● **Task**:
Each line of the entries that contains the word "junglefowl" adds one. Reply with the resulting number only.
━━ Data ━━
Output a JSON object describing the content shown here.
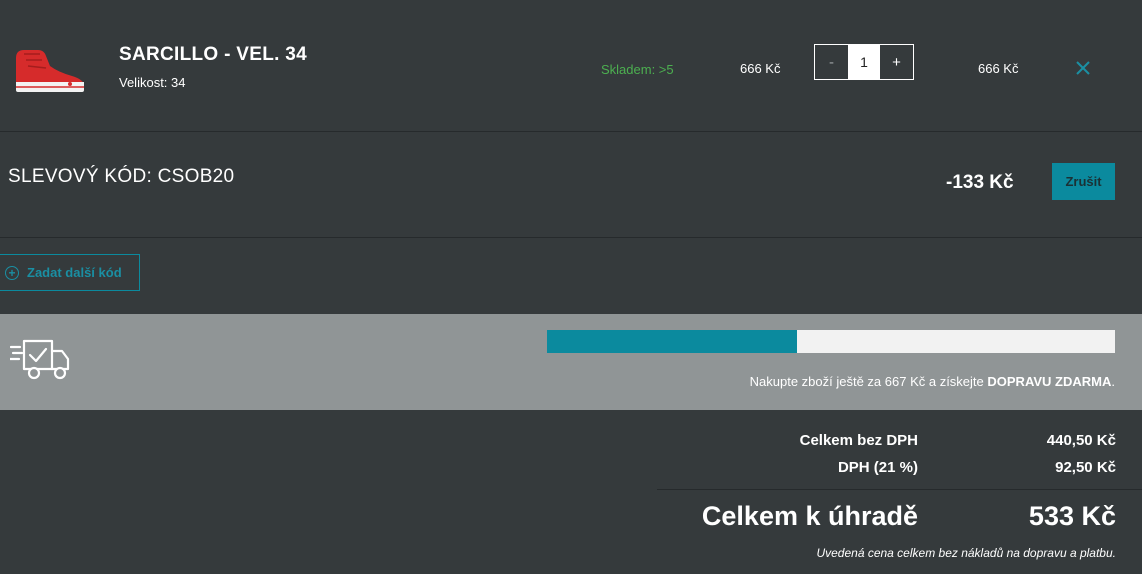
{
  "product": {
    "name": "SARCILLO - VEL. 34",
    "size_label": "Velikost: 34",
    "stock": "Skladem: >5",
    "unit_price": "666 Kč",
    "quantity": "1",
    "qty_minus": "-",
    "qty_plus": "+",
    "line_price": "666 Kč",
    "remove_icon": "close-icon",
    "stock_color": "#4caf50"
  },
  "discount": {
    "label": "SLEVOVÝ KÓD: CSOB20",
    "amount": "-133 Kč",
    "cancel_label": "Zrušit"
  },
  "add_code": {
    "label": "Zadat další kód"
  },
  "shipping": {
    "progress_fraction": 0.44,
    "text_prefix": "Nakupte zboží ještě za 667 Kč a získejte ",
    "text_bold": "DOPRAVU ZDARMA",
    "text_suffix": "."
  },
  "totals": {
    "without_vat_label": "Celkem bez DPH",
    "without_vat_value": "440,50 Kč",
    "vat_label": "DPH (21 %)",
    "vat_value": "92,50 Kč",
    "grand_label": "Celkem k úhradě",
    "grand_value": "533 Kč",
    "note": "Uvedená cena celkem bez nákladů na dopravu a platbu."
  },
  "colors": {
    "background": "#353a3c",
    "accent": "#0b8a9e",
    "shipping_band": "#909596"
  }
}
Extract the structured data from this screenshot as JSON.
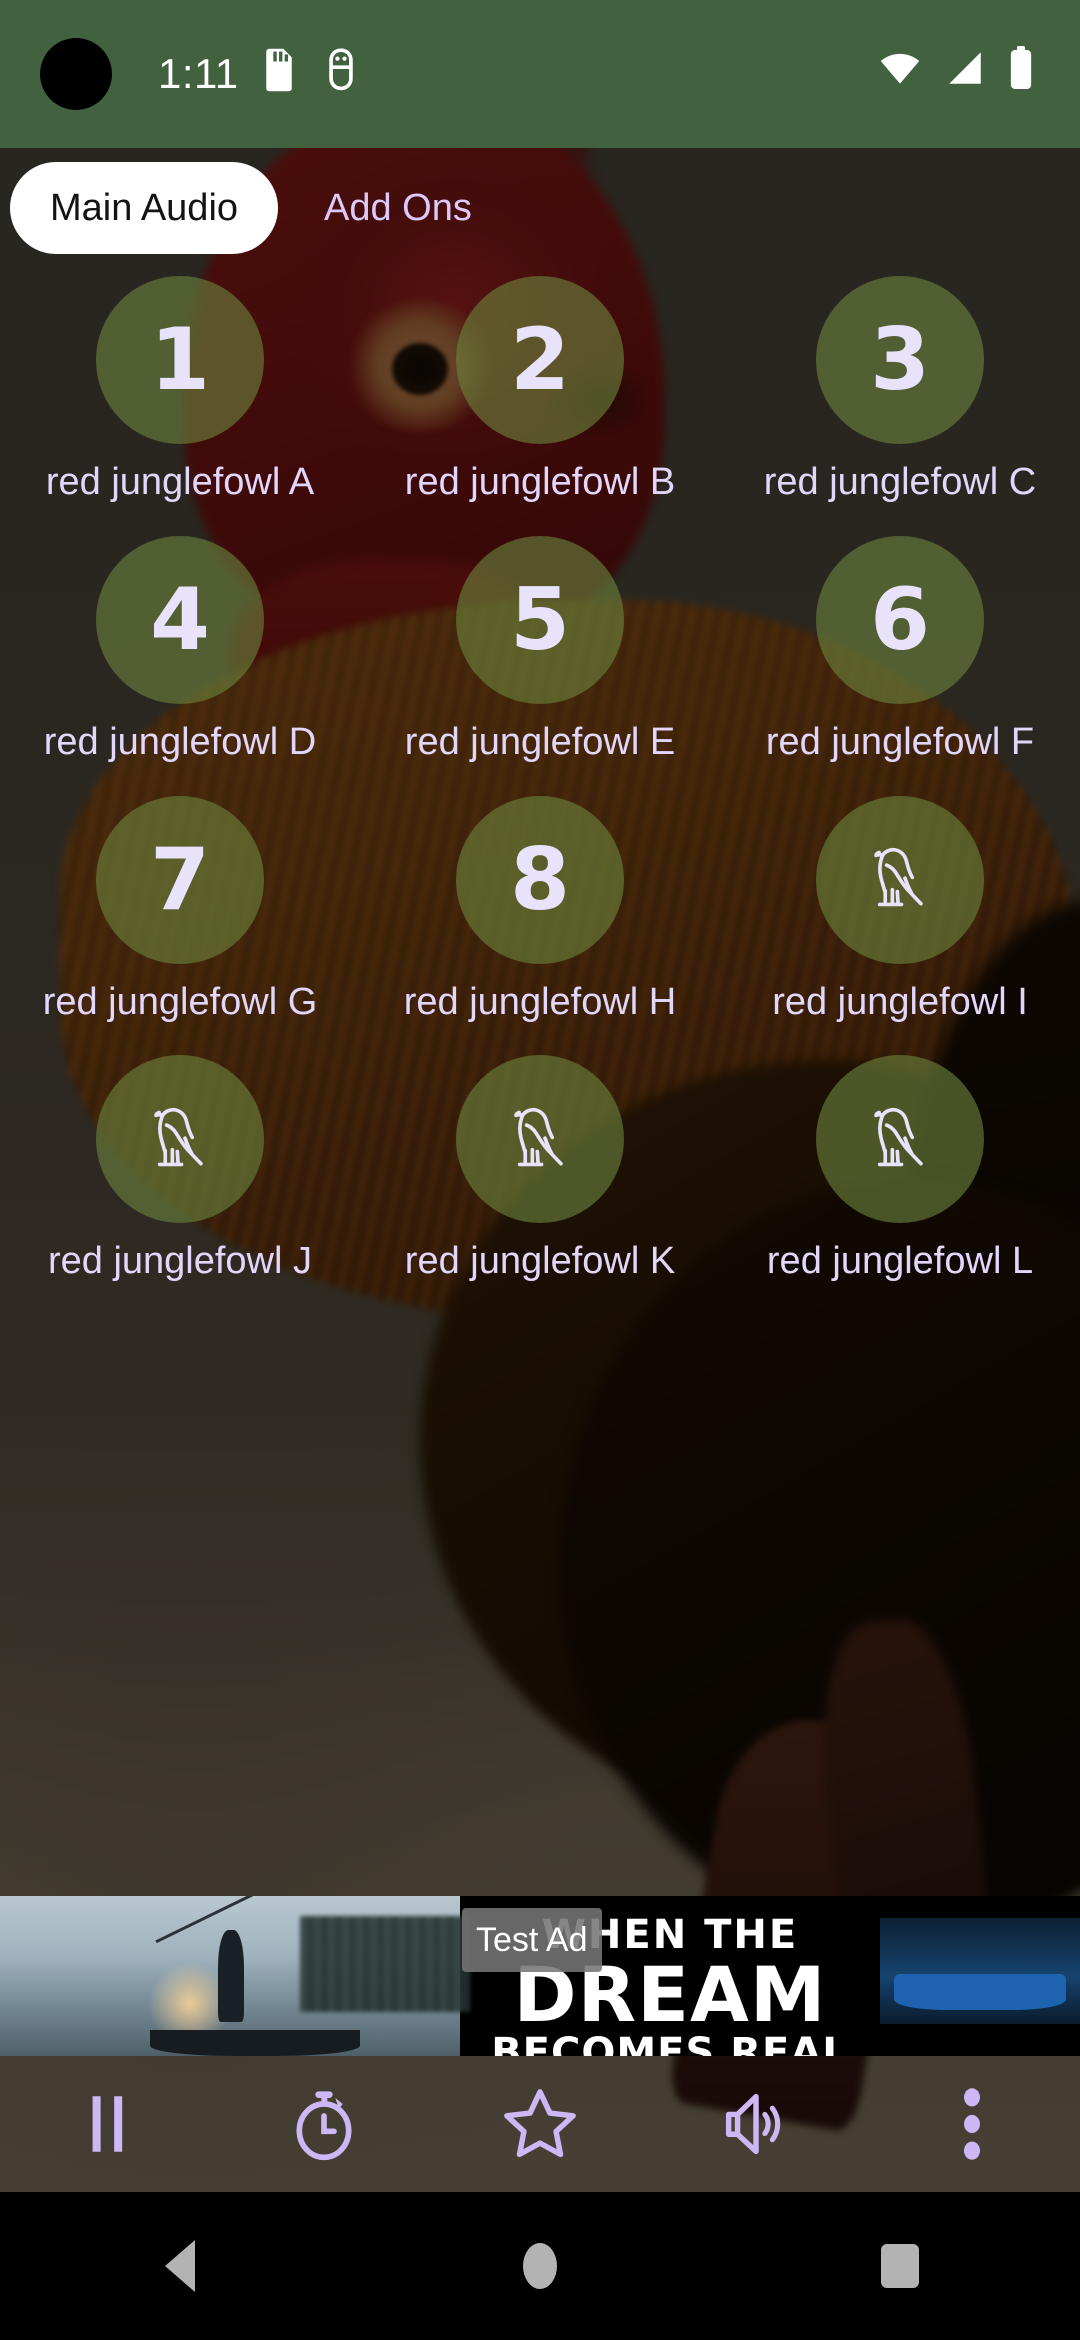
{
  "status_bar": {
    "time": "1:11",
    "background_color": "#41613f",
    "left_icons": [
      "sd-card-icon",
      "android-debug-icon"
    ],
    "right_icons": [
      "wifi-icon",
      "cellular-signal-icon",
      "battery-icon"
    ],
    "camera_cutout": "front-camera-cutout"
  },
  "tabs": {
    "items": [
      {
        "label": "Main Audio",
        "active": true
      },
      {
        "label": "Add Ons",
        "active": false
      }
    ],
    "active_text_color": "#131313",
    "inactive_text_color": "#ddc8fa",
    "active_pill_color": "#ffffff"
  },
  "grid": {
    "bubble_color": "rgba(108,130,62,0.62)",
    "number_color": "#e9e2fb",
    "label_color": "#e3d6fb",
    "items": [
      {
        "badge": "1",
        "badge_type": "number",
        "label": "red junglefowl A"
      },
      {
        "badge": "2",
        "badge_type": "number",
        "label": "red junglefowl B"
      },
      {
        "badge": "3",
        "badge_type": "number",
        "label": "red junglefowl C"
      },
      {
        "badge": "4",
        "badge_type": "number",
        "label": "red junglefowl D"
      },
      {
        "badge": "5",
        "badge_type": "number",
        "label": "red junglefowl E"
      },
      {
        "badge": "6",
        "badge_type": "number",
        "label": "red junglefowl F"
      },
      {
        "badge": "7",
        "badge_type": "number",
        "label": "red junglefowl G"
      },
      {
        "badge": "8",
        "badge_type": "number",
        "label": "red junglefowl H"
      },
      {
        "badge": "bird-icon",
        "badge_type": "icon",
        "label": "red junglefowl I"
      },
      {
        "badge": "bird-icon",
        "badge_type": "icon",
        "label": "red junglefowl J"
      },
      {
        "badge": "bird-icon",
        "badge_type": "icon",
        "label": "red junglefowl K"
      },
      {
        "badge": "bird-icon",
        "badge_type": "icon",
        "label": "red junglefowl L"
      }
    ]
  },
  "ad_banner": {
    "badge_label": "Test Ad",
    "headline_line1": "WHEN THE",
    "headline_line2": "DREAM",
    "headline_line3": "BECOMES REAL"
  },
  "controls": {
    "accent_color": "#cdb8f5",
    "buttons": [
      {
        "name": "pause-button",
        "icon": "pause-icon"
      },
      {
        "name": "timer-button",
        "icon": "stopwatch-icon"
      },
      {
        "name": "favorite-button",
        "icon": "star-icon"
      },
      {
        "name": "volume-button",
        "icon": "volume-icon"
      },
      {
        "name": "overflow-button",
        "icon": "more-vertical-icon"
      }
    ]
  },
  "nav_bar": {
    "buttons": [
      {
        "name": "back-button",
        "icon": "triangle-back-icon"
      },
      {
        "name": "home-button",
        "icon": "circle-home-icon"
      },
      {
        "name": "recents-button",
        "icon": "square-recents-icon"
      }
    ]
  }
}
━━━
● **Completed exercise**:
12